ENTRIES SHOWN START
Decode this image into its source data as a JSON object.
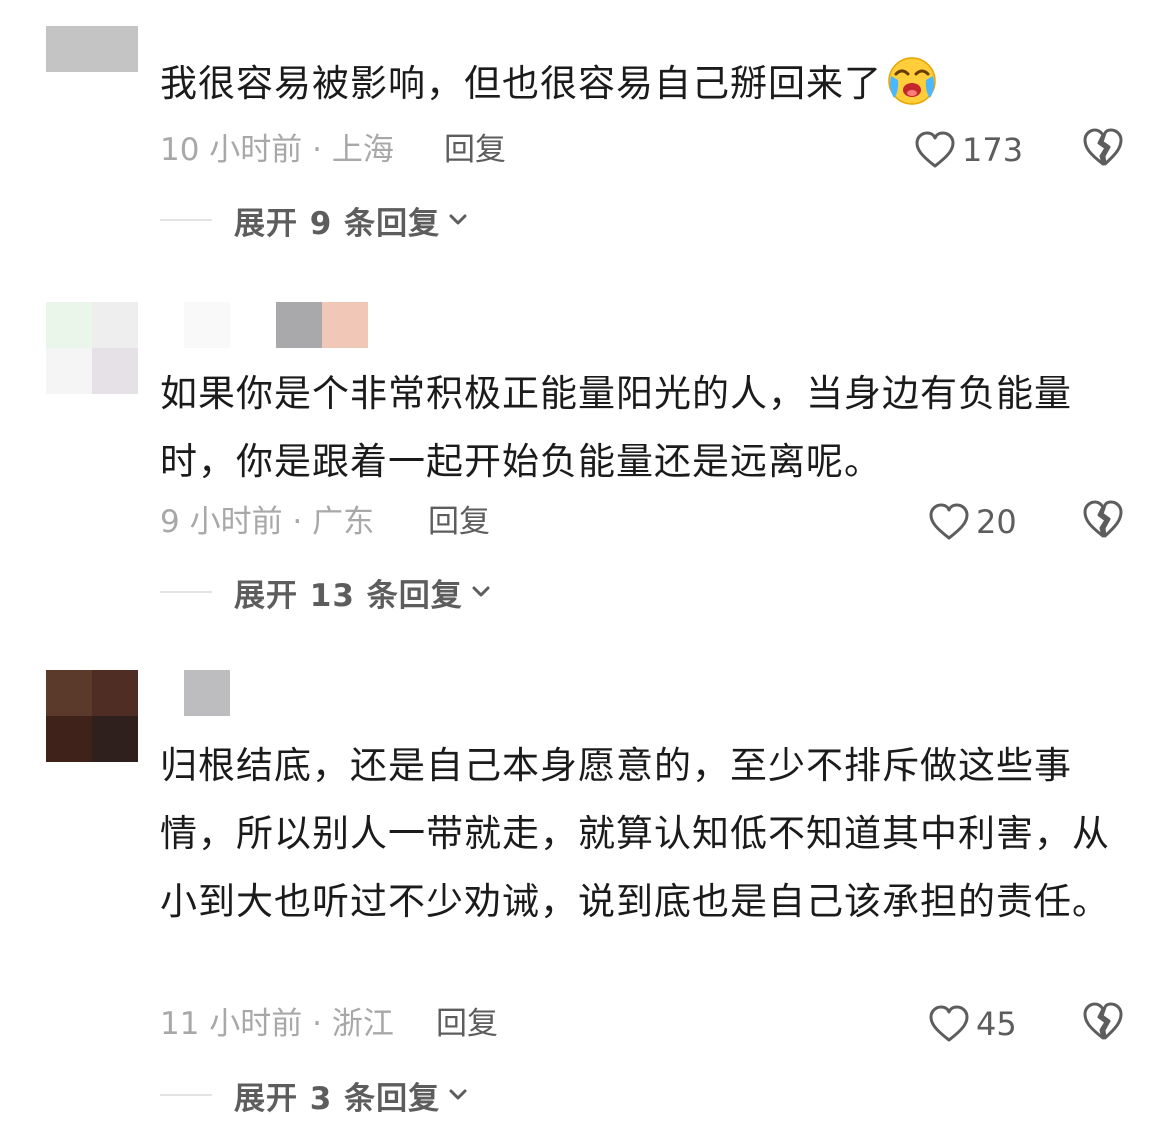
{
  "comments": [
    {
      "text": "我很容易被影响，但也很容易自己掰回来了",
      "emoji": "crying-laughing-emoji",
      "time_location": "10 小时前 · 上海",
      "reply_label": "回复",
      "likes": "173",
      "expand_label": "展开 9 条回复",
      "avatar_colors": [
        "#c4c4c4"
      ],
      "namebar_colors": []
    },
    {
      "text": "如果你是个非常积极正能量阳光的人，当身边有负能量时，你是跟着一起开始负能量还是远离呢。",
      "time_location": "9 小时前 · 广东",
      "reply_label": "回复",
      "likes": "20",
      "expand_label": "展开 13 条回复",
      "avatar_colors": [
        "#e9f6e9",
        "#eeeeee",
        "#f6f5f6",
        "#e6e1e6"
      ],
      "namebar_colors": [
        "#f9f9f9",
        "#ffffff",
        "#a9a9ab",
        "#f1c7b8"
      ]
    },
    {
      "text": "归根结底，还是自己本身愿意的，至少不排斥做这些事情，所以别人一带就走，就算认知低不知道其中利害，从小到大也听过不少劝诫，说到底也是自己该承担的责任。",
      "time_location": "11 小时前 · 浙江",
      "reply_label": "回复",
      "likes": "45",
      "expand_label": "展开 3 条回复",
      "avatar_colors": [
        "#5b3a2b",
        "#4f2c24",
        "#3f2219",
        "#2f1f1d"
      ],
      "namebar_colors": [
        "#bdbdbf"
      ]
    }
  ],
  "icons": {
    "like": "heart-outline-icon",
    "dislike": "broken-heart-icon",
    "expand": "chevron-down-icon"
  },
  "colors": {
    "primary_text": "#1b1b1b",
    "meta_text": "#a8a8a8",
    "action_text": "#5d5d5d"
  }
}
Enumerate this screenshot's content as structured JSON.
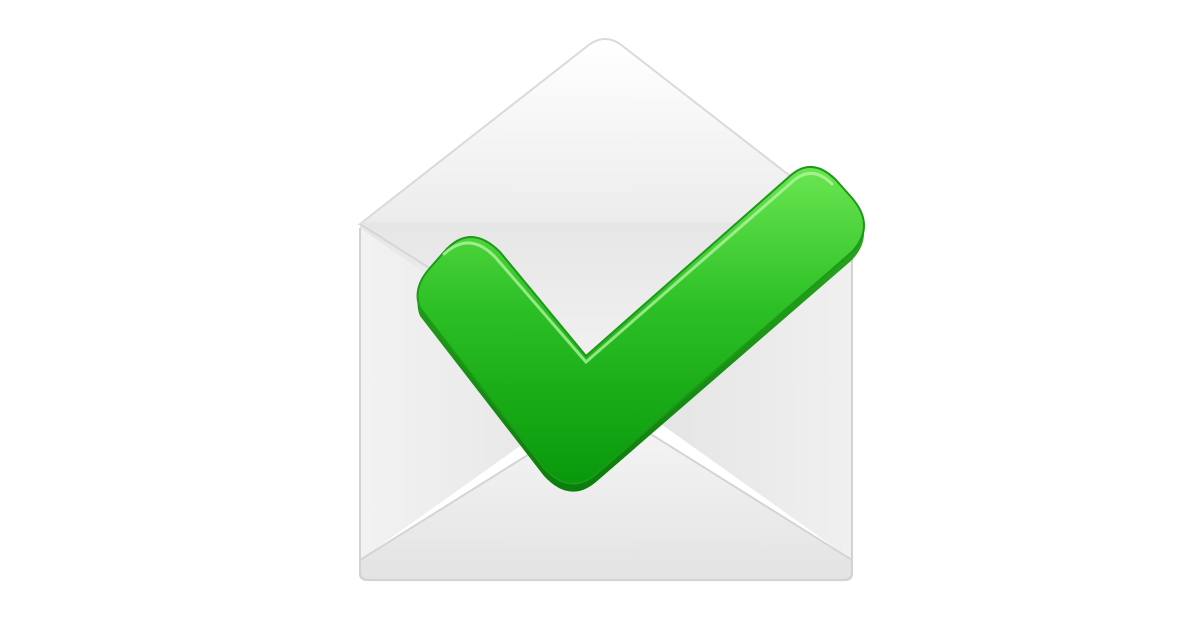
{
  "illustration": {
    "icon": "envelope-check-icon",
    "colors": {
      "background": "#ffffff",
      "envelope_light": "#f8f8f8",
      "envelope_mid": "#ececec",
      "envelope_shadow": "#d8d8d8",
      "check_light": "#5fe04a",
      "check_dark": "#0e9a0e"
    }
  }
}
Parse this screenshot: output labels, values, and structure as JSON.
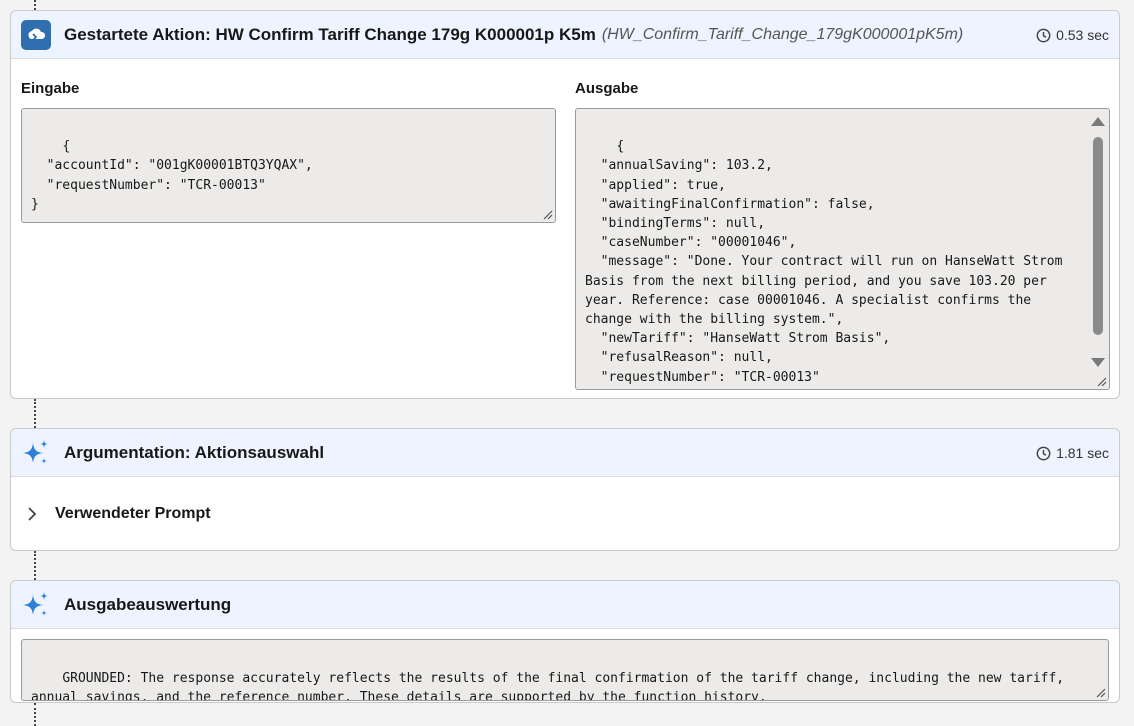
{
  "action_card": {
    "title": "Gestartete Aktion: HW Confirm Tariff Change 179g K000001p K5m",
    "api_name": "(HW_Confirm_Tariff_Change_179gK000001pK5m)",
    "duration": "0.53 sec",
    "input_label": "Eingabe",
    "output_label": "Ausgabe",
    "input_json": "{\n  \"accountId\": \"001gK00001BTQ3YQAX\",\n  \"requestNumber\": \"TCR-00013\"\n}",
    "output_json": "{\n  \"annualSaving\": 103.2,\n  \"applied\": true,\n  \"awaitingFinalConfirmation\": false,\n  \"bindingTerms\": null,\n  \"caseNumber\": \"00001046\",\n  \"message\": \"Done. Your contract will run on HanseWatt Strom Basis from the next billing period, and you save 103.20 per year. Reference: case 00001046. A specialist confirms the change with the billing system.\",\n  \"newTariff\": \"HanseWatt Strom Basis\",\n  \"refusalReason\": null,\n  \"requestNumber\": \"TCR-00013\"\n}"
  },
  "reasoning_card": {
    "title": "Argumentation: Aktionsauswahl",
    "duration": "1.81 sec",
    "prompt_label": "Verwendeter Prompt"
  },
  "evaluation_card": {
    "title": "Ausgabeauswertung",
    "text": "GROUNDED: The response accurately reflects the results of the final confirmation of the tariff change, including the new tariff, annual savings, and the reference number. These details are supported by the function history."
  },
  "icons": {
    "action": "cloud-flow-icon",
    "reasoning": "sparkle-icon",
    "evaluation": "sparkle-icon",
    "duration": "clock-icon",
    "expand": "chevron-right-icon"
  },
  "colors": {
    "header_bg": "#eef4ff",
    "action_icon_bg": "#2f6fb0",
    "sparkle": "#2e7fd6"
  }
}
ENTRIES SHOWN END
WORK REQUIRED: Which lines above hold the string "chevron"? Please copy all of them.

SOLUTION TO THE PROBLEM:
    "expand": "chevron-down-icon"
    "expand": "chevron-right-icon"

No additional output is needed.